One area where the two earbuds are more or less the same is connection type. In fact, the MIFA buds use the identical Bluetooth 5.0 protocol to the SuperX buds. There’s nothing spectacular here, but it’s nice to see some budget-priced buds using the latest wireless format.
The MIFA earbuds advertise their 10mm speaker driver, which is larger than the average earbud driver. However, these earbuds are a reminder of the truth that bigger is not always better. Despite their large size, the drivers hardly produce any bass at all. We’re not that picky – we actually prefer that cheaper earbuds stay away from bass-heavy design. But if you have a hard time hearing the bassline in Under Pressure, something is seriously off. We’re exaggerating slightly, but you get the picture. That said, the soundstage is quite good, so you do get a decent sense of space. Call quality is about the same as the SuperX buds; not spectacular, but passable.
For better audio, you’ll ultimately need to pay more. That said, there are plenty of excellent choices, such as the Enacfire G10. Not only do they provide an even EQ and wide soundstage, but they offer ultra low latency for gamers.
So, which pair of affordable earbuds is the best? It largely depends on what you’re looking for. The SuperX True Wireless Bluetooth Earbuds have a tight, secure fit with silicone tips. This provides good passive noise isolation and some room for customization. These buds also offer reasonably good audio for the price, with a balanced EQ and good clarity. That said, the battery life is a bit lackluster, and the overall design is fairly bland.
The MIFA True Wireless Bluetooth Earbuds, on the other hand, are more or less the opposite. Instead of a tight fit and noise isolation, these earbuds prioritize comfort and being aware of your environment. The case is a bit more flashy, with colorful battery meters, and the batteries allow for more playback. On the other hand, they have weaker overall audio than the SuperX buds, with less bass than we would prefer.

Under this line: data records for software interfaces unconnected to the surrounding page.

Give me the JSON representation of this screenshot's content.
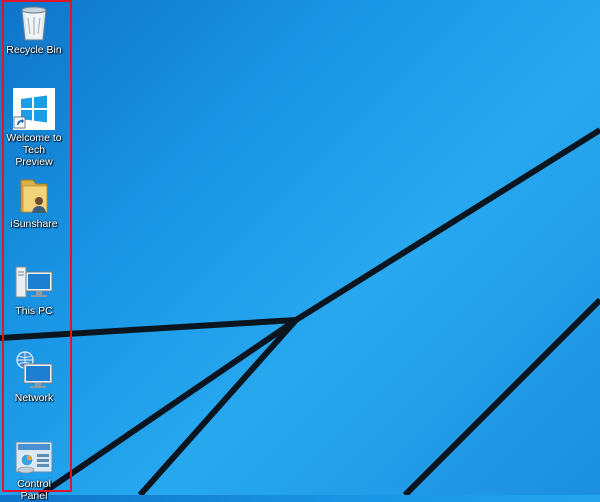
{
  "desktop": {
    "icons": [
      {
        "label": "Recycle Bin",
        "icon": "recycle-bin-icon"
      },
      {
        "label": "Welcome to Tech Preview",
        "icon": "windows-logo-shortcut-icon"
      },
      {
        "label": "iSunshare",
        "icon": "user-folder-icon"
      },
      {
        "label": "This PC",
        "icon": "this-pc-icon"
      },
      {
        "label": "Network",
        "icon": "network-icon"
      },
      {
        "label": "Control Panel",
        "icon": "control-panel-icon"
      }
    ]
  },
  "colors": {
    "wallpaper_blue": "#1a97e6",
    "highlight_border": "#e0142b",
    "line": "#0b1520"
  }
}
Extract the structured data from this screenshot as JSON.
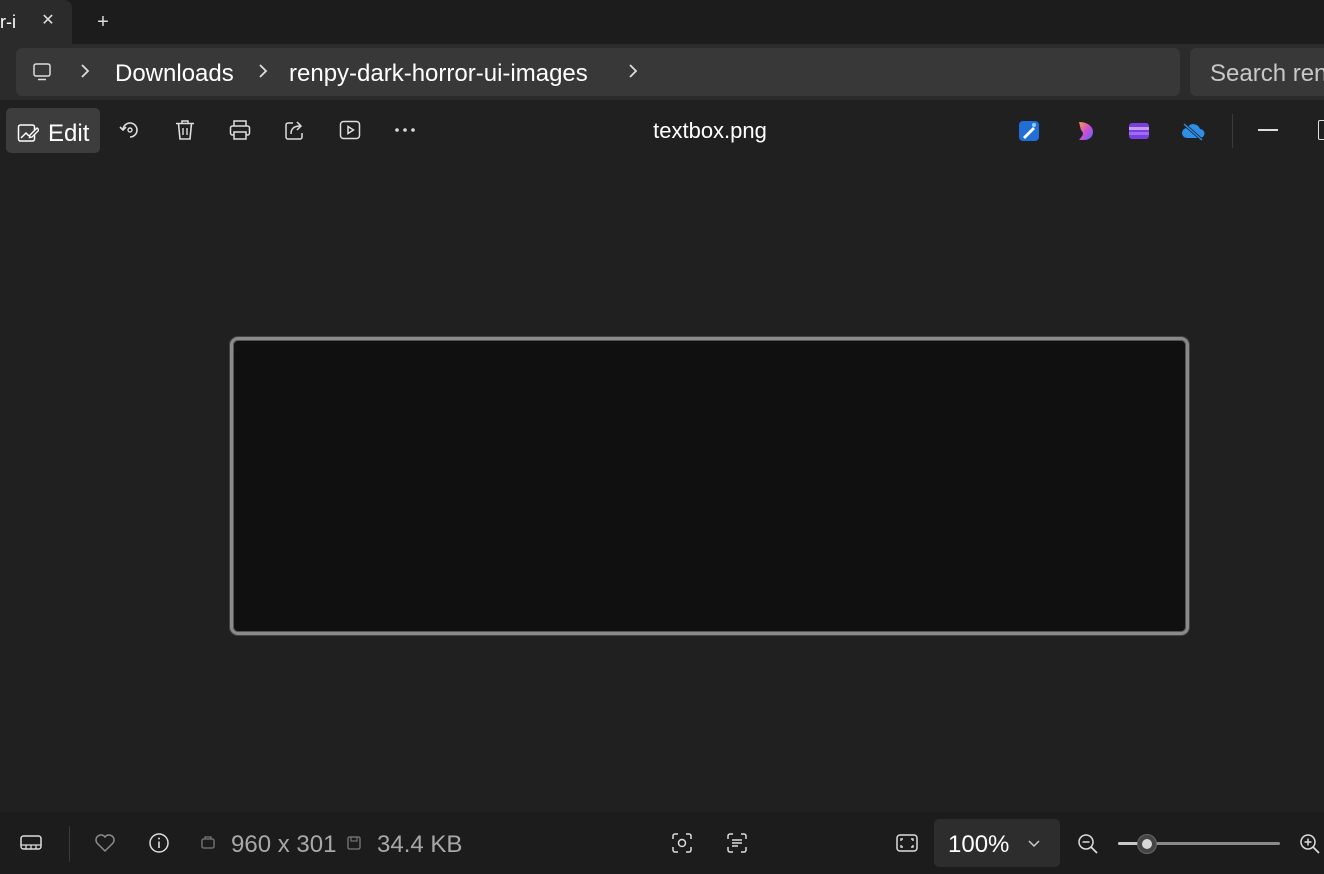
{
  "tabs": [
    {
      "label": "r-i"
    }
  ],
  "new_tab_label": "+",
  "breadcrumb": {
    "items": [
      "Downloads",
      "renpy-dark-horror-ui-images"
    ]
  },
  "search": {
    "placeholder": "Search ren"
  },
  "toolbar": {
    "edit_label": "Edit",
    "file_name": "textbox.png",
    "icons": [
      "rotate-icon",
      "delete-icon",
      "print-icon",
      "share-icon",
      "slideshow-icon",
      "more-icon"
    ],
    "app_icons": [
      "photos-editor-icon",
      "copilot-icon",
      "clipchamp-icon",
      "onedrive-icon"
    ]
  },
  "status": {
    "dimensions": "960 x 301",
    "file_size": "34.4 KB",
    "zoom": "100%",
    "zoom_slider_fraction": 0.18
  },
  "colors": {
    "background": "#202020",
    "image_fill": "#101010",
    "image_border": "#8a8a8a"
  }
}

Meet Derek, “TechGuru,” a 34-year-old technology enthusiast with a deep passion for tech innovations. With extensive experience, he specializes in gaming hardware and software, and has expertise in gadgets, custom PCs, and audio.
Besides writing about tech and reviewing new products, Derek enjoys traveling, hiking, and photography. Committed to keeping up with the latest industry trends, he aims to guide readers in making informed tech decisions.